======== Material provided ========

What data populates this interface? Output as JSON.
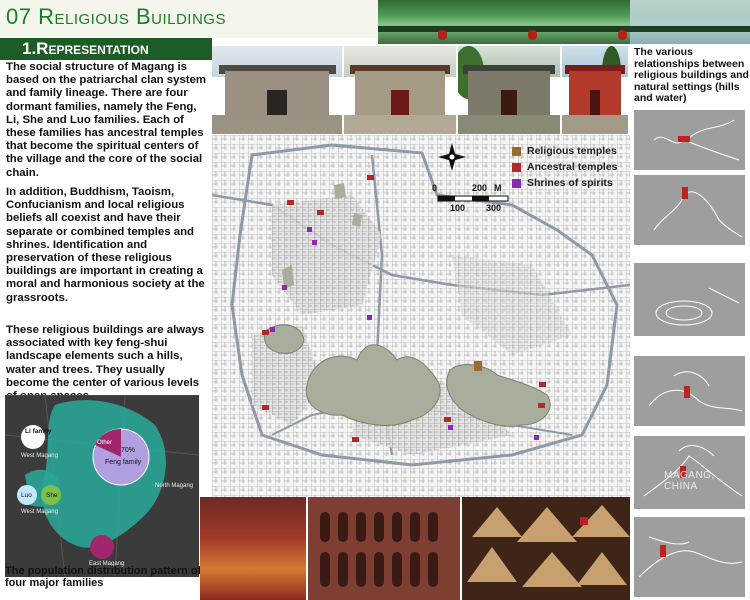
{
  "header": {
    "title": "07 Religious Buildings",
    "section": "1.Representation"
  },
  "text": {
    "p1": "The social structure of Magang is based on the patriarchal clan system and family lineage. There are four dormant families, namely the Feng, Li, She and Luo families. Each of these families has ancestral temples that become the spiritual centers of the village and the core of the social chain.",
    "p2": "In addition, Buddhism, Taoism, Confucianism and local religious beliefs all coexist and have their separate or combined temples and shrines. Identification and preservation of these religious buildings are important in creating a moral and harmonious society at the grassroots.",
    "p3": "These religious buildings are always associated with key feng-shui landscape elements such a hills, water and trees. They usually become the center of various levels of open spaces."
  },
  "legend": [
    {
      "label": "Religious temples",
      "color": "#9a6b2c"
    },
    {
      "label": "Ancestral temples",
      "color": "#b02a2a"
    },
    {
      "label": "Shrines of spirits",
      "color": "#8a2ab3"
    }
  ],
  "scale": {
    "upper": [
      "0",
      "200",
      "M"
    ],
    "lower": [
      "100",
      "300"
    ]
  },
  "right_caption": "The various relationships between religious buildings and natural settings (hills and water)",
  "watermark": "MAGANG, CHINA",
  "mini_map": {
    "labels": {
      "li": "Li family",
      "west": "West Magang",
      "other": "Other",
      "feng": "Feng family",
      "pct": "70%",
      "north": "North Magang",
      "luo": "Luo",
      "she": "She",
      "west2": "West Magang",
      "east": "East Magang"
    },
    "caption": "The population distribution pattern of four major families"
  },
  "colors": {
    "title_green": "#1f7a2a",
    "section_bar": "#1d5c26",
    "hills": "#a9ad9b",
    "road": "#8e9aa8",
    "teal_area": "#2aa596",
    "pie_magenta": "#a0266e"
  }
}
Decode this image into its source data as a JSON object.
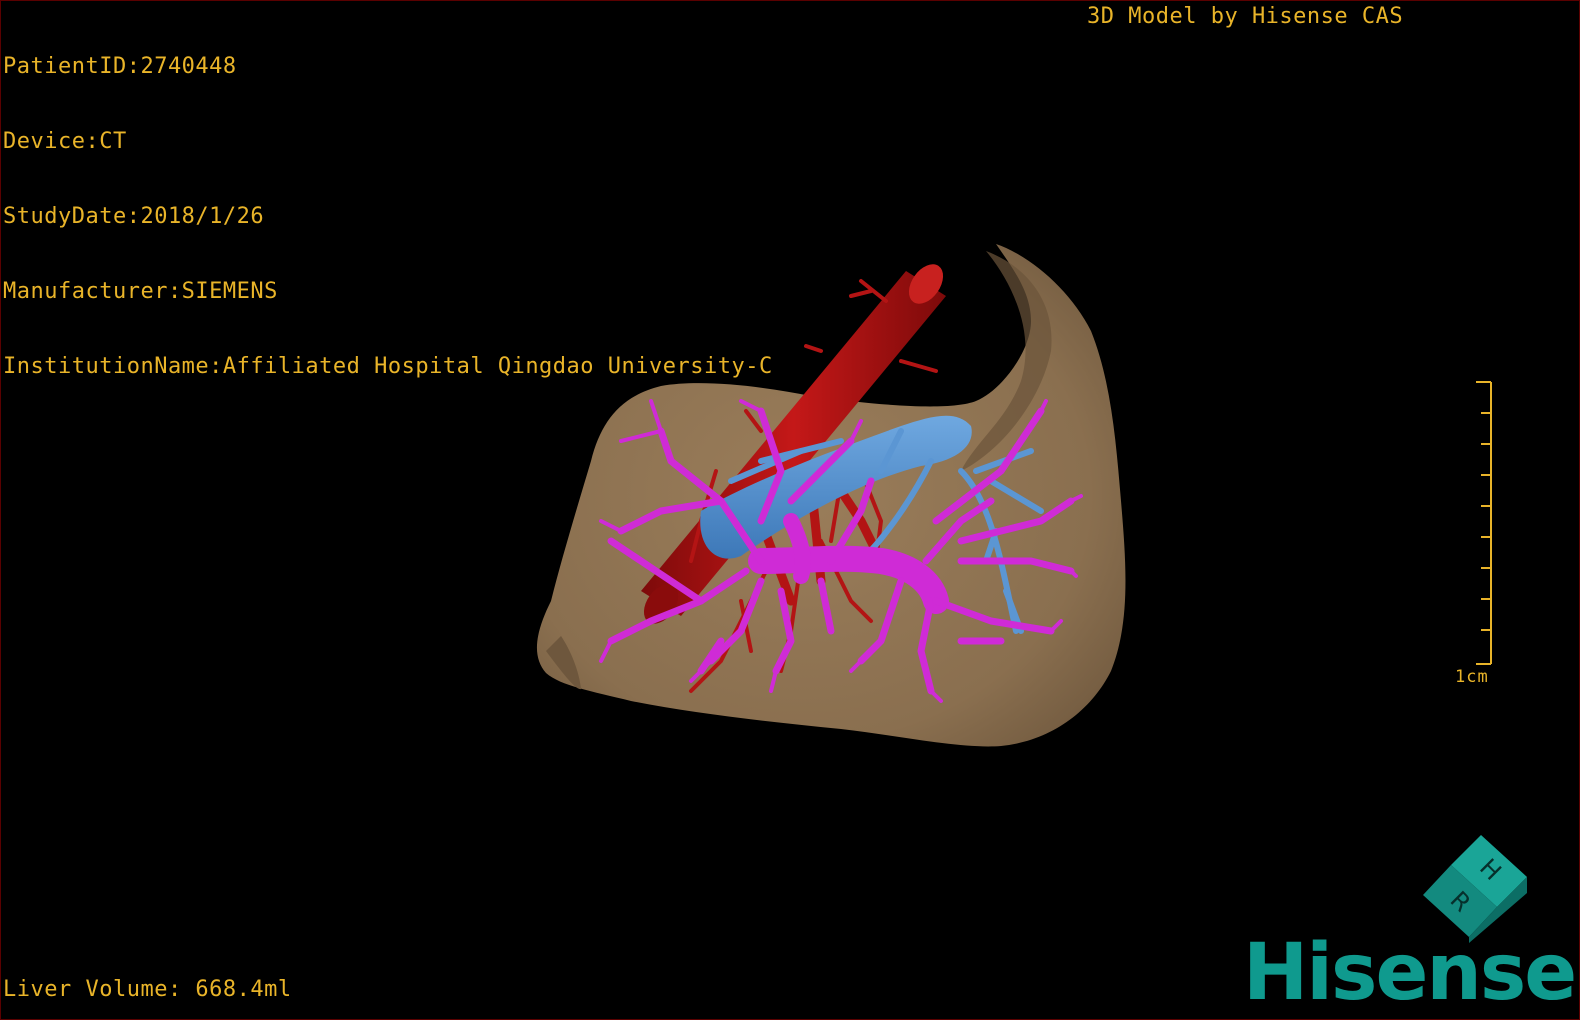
{
  "dicom_info": {
    "patient_id": "PatientID:2740448",
    "device": "Device:CT",
    "study_date": "StudyDate:2018/1/26",
    "manufacturer": "Manufacturer:SIEMENS",
    "institution": "InstitutionName:Affiliated Hospital Qingdao University-C"
  },
  "model_credit": "3D Model by Hisense CAS",
  "liver_volume": "Liver Volume: 668.4ml",
  "scale": {
    "label": "1cm"
  },
  "orientation_cube": {
    "face_top": "H",
    "face_front": "R"
  },
  "brand": "Hisense",
  "colors": {
    "overlay_text": "#e9b429",
    "liver": "#8c7150",
    "artery": "#b31414",
    "portal_vein": "#cf2bd6",
    "hepatic_vein": "#4d8fd1",
    "brand": "#0f9a8e"
  },
  "icons": {
    "orientation": "orientation-cube-icon",
    "scale": "ruler-scale-icon"
  }
}
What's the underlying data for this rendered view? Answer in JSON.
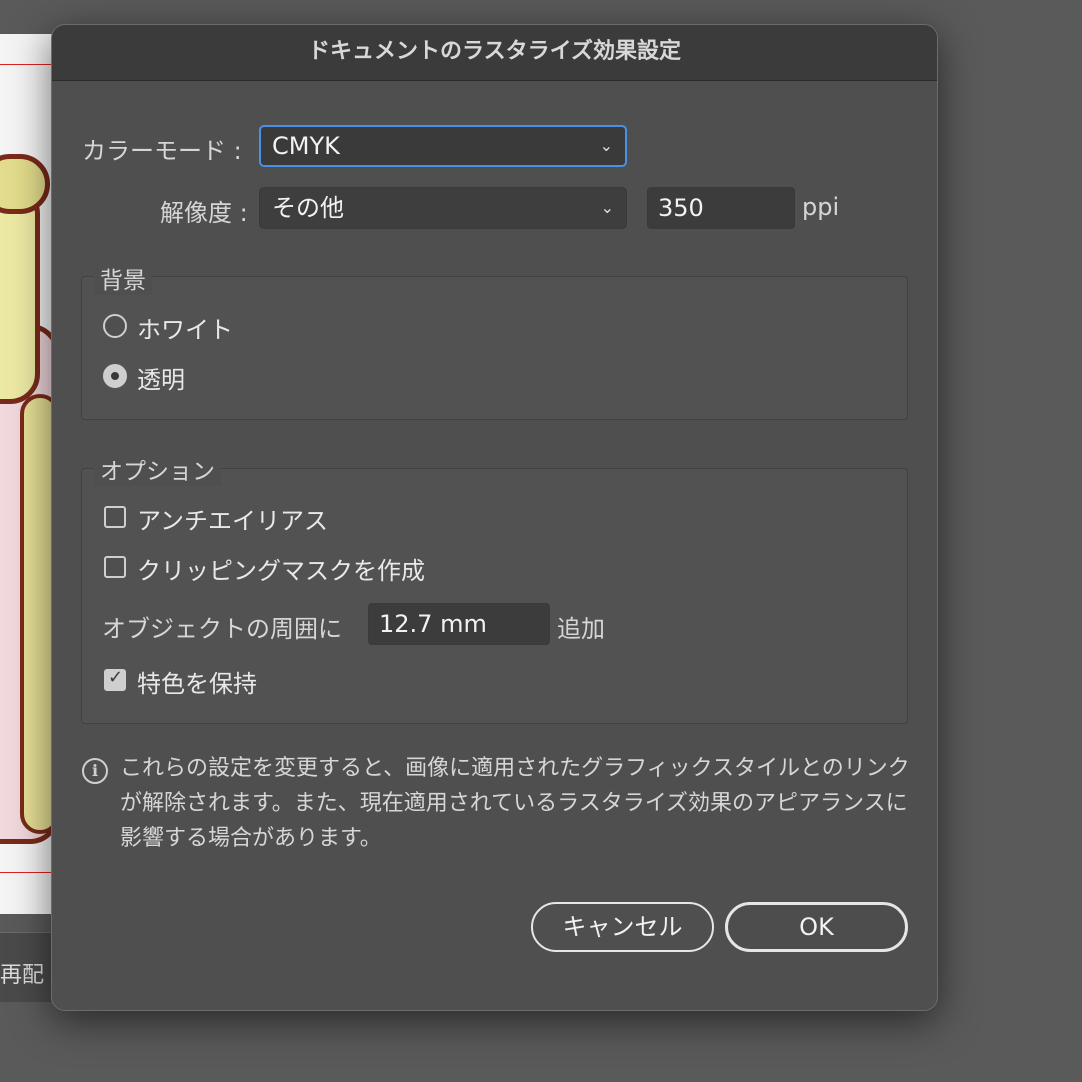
{
  "background": {
    "strip_text": "再配"
  },
  "dialog": {
    "title": "ドキュメントのラスタライズ効果設定",
    "color_mode": {
      "label": "カラーモード :",
      "value": "CMYK"
    },
    "resolution": {
      "label": "解像度 :",
      "value": "その他",
      "ppi_value": "350",
      "unit": "ppi"
    },
    "background_group": {
      "title": "背景",
      "options": [
        {
          "label": "ホワイト",
          "selected": false
        },
        {
          "label": "透明",
          "selected": true
        }
      ]
    },
    "options_group": {
      "title": "オプション",
      "anti_alias": {
        "label": "アンチエイリアス",
        "checked": false
      },
      "clipping_mask": {
        "label": "クリッピングマスクを作成",
        "checked": false
      },
      "padding": {
        "label": "オブジェクトの周囲に",
        "value": "12.7 mm",
        "suffix": "追加"
      },
      "preserve_spot": {
        "label": "特色を保持",
        "checked": true
      }
    },
    "info": {
      "icon": "info-icon",
      "text": "これらの設定を変更すると、画像に適用されたグラフィックスタイルとのリンクが解除されます。また、現在適用されているラスタライズ効果のアピアランスに影響する場合があります。"
    },
    "buttons": {
      "cancel": "キャンセル",
      "ok": "OK"
    }
  },
  "colors": {
    "accent_focus": "#4a90e8",
    "dialog_bg": "#4f4f4f"
  }
}
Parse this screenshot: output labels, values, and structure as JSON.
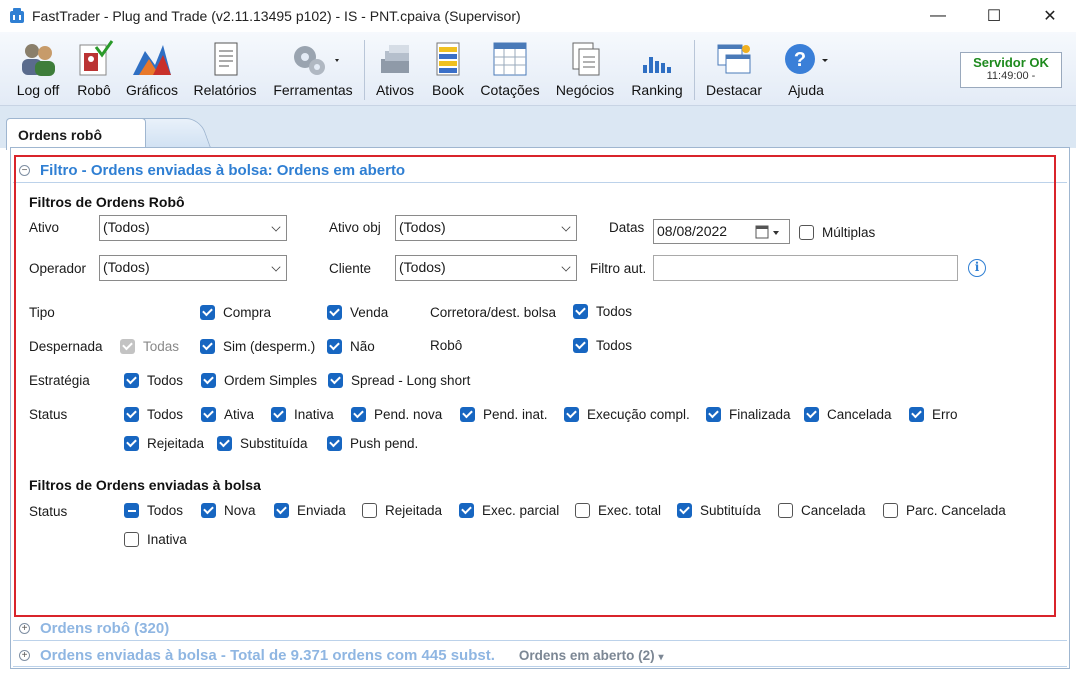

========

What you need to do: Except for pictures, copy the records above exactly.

Your solution:
What data populates this interface? Output as JSON.
{
  "header": {
    "title": "07 Religious Buildings",
    "section": "1.Representation"
  },
  "text": {
    "p1": "The social structure of Magang is based on the patriarchal clan system and family lineage. There are four dormant families, namely the Feng, Li, She and Luo families. Each of these families has ancestral temples that become the spiritual centers of the village and the core of the social chain.",
    "p2": "In addition, Buddhism, Taoism, Confucianism and local religious beliefs all coexist and have their separate or combined temples and shrines. Identification and preservation of these religious buildings are important in creating a moral and harmonious society at the grassroots.",
    "p3": "These religious buildings are always associated with key feng-shui landscape elements such a hills, water and trees. They usually become the center of various levels of open spaces."
  },
  "legend": [
    {
      "label": "Religious temples",
      "color": "#9a6b2c"
    },
    {
      "label": "Ancestral temples",
      "color": "#b02a2a"
    },
    {
      "label": "Shrines of spirits",
      "color": "#8a2ab3"
    }
  ],
  "scale": {
    "upper": [
      "0",
      "200",
      "M"
    ],
    "lower": [
      "100",
      "300"
    ]
  },
  "right_caption": "The various relationships between religious buildings and natural settings (hills and water)",
  "watermark": "MAGANG, CHINA",
  "mini_map": {
    "labels": {
      "li": "Li family",
      "west": "West Magang",
      "other": "Other",
      "feng": "Feng family",
      "pct": "70%",
      "north": "North Magang",
      "luo": "Luo",
      "she": "She",
      "west2": "West Magang",
      "east": "East Magang"
    },
    "caption": "The population distribution pattern of four major families"
  },
  "colors": {
    "title_green": "#1f7a2a",
    "section_bar": "#1d5c26",
    "hills": "#a9ad9b",
    "road": "#8e9aa8",
    "teal_area": "#2aa596",
    "pie_magenta": "#a0266e"
  }
}
Decode this image into its source data as a JSON object.
{
  "dicom_info": {
    "patient_id": "PatientID:2740448",
    "device": "Device:CT",
    "study_date": "StudyDate:2018/1/26",
    "manufacturer": "Manufacturer:SIEMENS",
    "institution": "InstitutionName:Affiliated Hospital Qingdao University-C"
  },
  "model_credit": "3D Model by Hisense CAS",
  "liver_volume": "Liver Volume: 668.4ml",
  "scale": {
    "label": "1cm"
  },
  "orientation_cube": {
    "face_top": "H",
    "face_front": "R"
  },
  "brand": "Hisense",
  "colors": {
    "overlay_text": "#e9b429",
    "liver": "#8c7150",
    "artery": "#b31414",
    "portal_vein": "#cf2bd6",
    "hepatic_vein": "#4d8fd1",
    "brand": "#0f9a8e"
  },
  "icons": {
    "orientation": "orientation-cube-icon",
    "scale": "ruler-scale-icon"
  }
}
What's the underlying data for this rendered view? Answer in JSON.
{
  "background": {
    "strip_text": "再配"
  },
  "dialog": {
    "title": "ドキュメントのラスタライズ効果設定",
    "color_mode": {
      "label": "カラーモード :",
      "value": "CMYK"
    },
    "resolution": {
      "label": "解像度 :",
      "value": "その他",
      "ppi_value": "350",
      "unit": "ppi"
    },
    "background_group": {
      "title": "背景",
      "options": [
        {
          "label": "ホワイト",
          "selected": false
        },
        {
          "label": "透明",
          "selected": true
        }
      ]
    },
    "options_group": {
      "title": "オプション",
      "anti_alias": {
        "label": "アンチエイリアス",
        "checked": false
      },
      "clipping_mask": {
        "label": "クリッピングマスクを作成",
        "checked": false
      },
      "padding": {
        "label": "オブジェクトの周囲に",
        "value": "12.7 mm",
        "suffix": "追加"
      },
      "preserve_spot": {
        "label": "特色を保持",
        "checked": true
      }
    },
    "info": {
      "icon": "info-icon",
      "text": "これらの設定を変更すると、画像に適用されたグラフィックスタイルとのリンクが解除されます。また、現在適用されているラスタライズ効果のアピアランスに影響する場合があります。"
    },
    "buttons": {
      "cancel": "キャンセル",
      "ok": "OK"
    }
  },
  "colors": {
    "accent_focus": "#4a90e8",
    "dialog_bg": "#4f4f4f"
  }
}
Parse this screenshot: output labels, values, and structure as JSON.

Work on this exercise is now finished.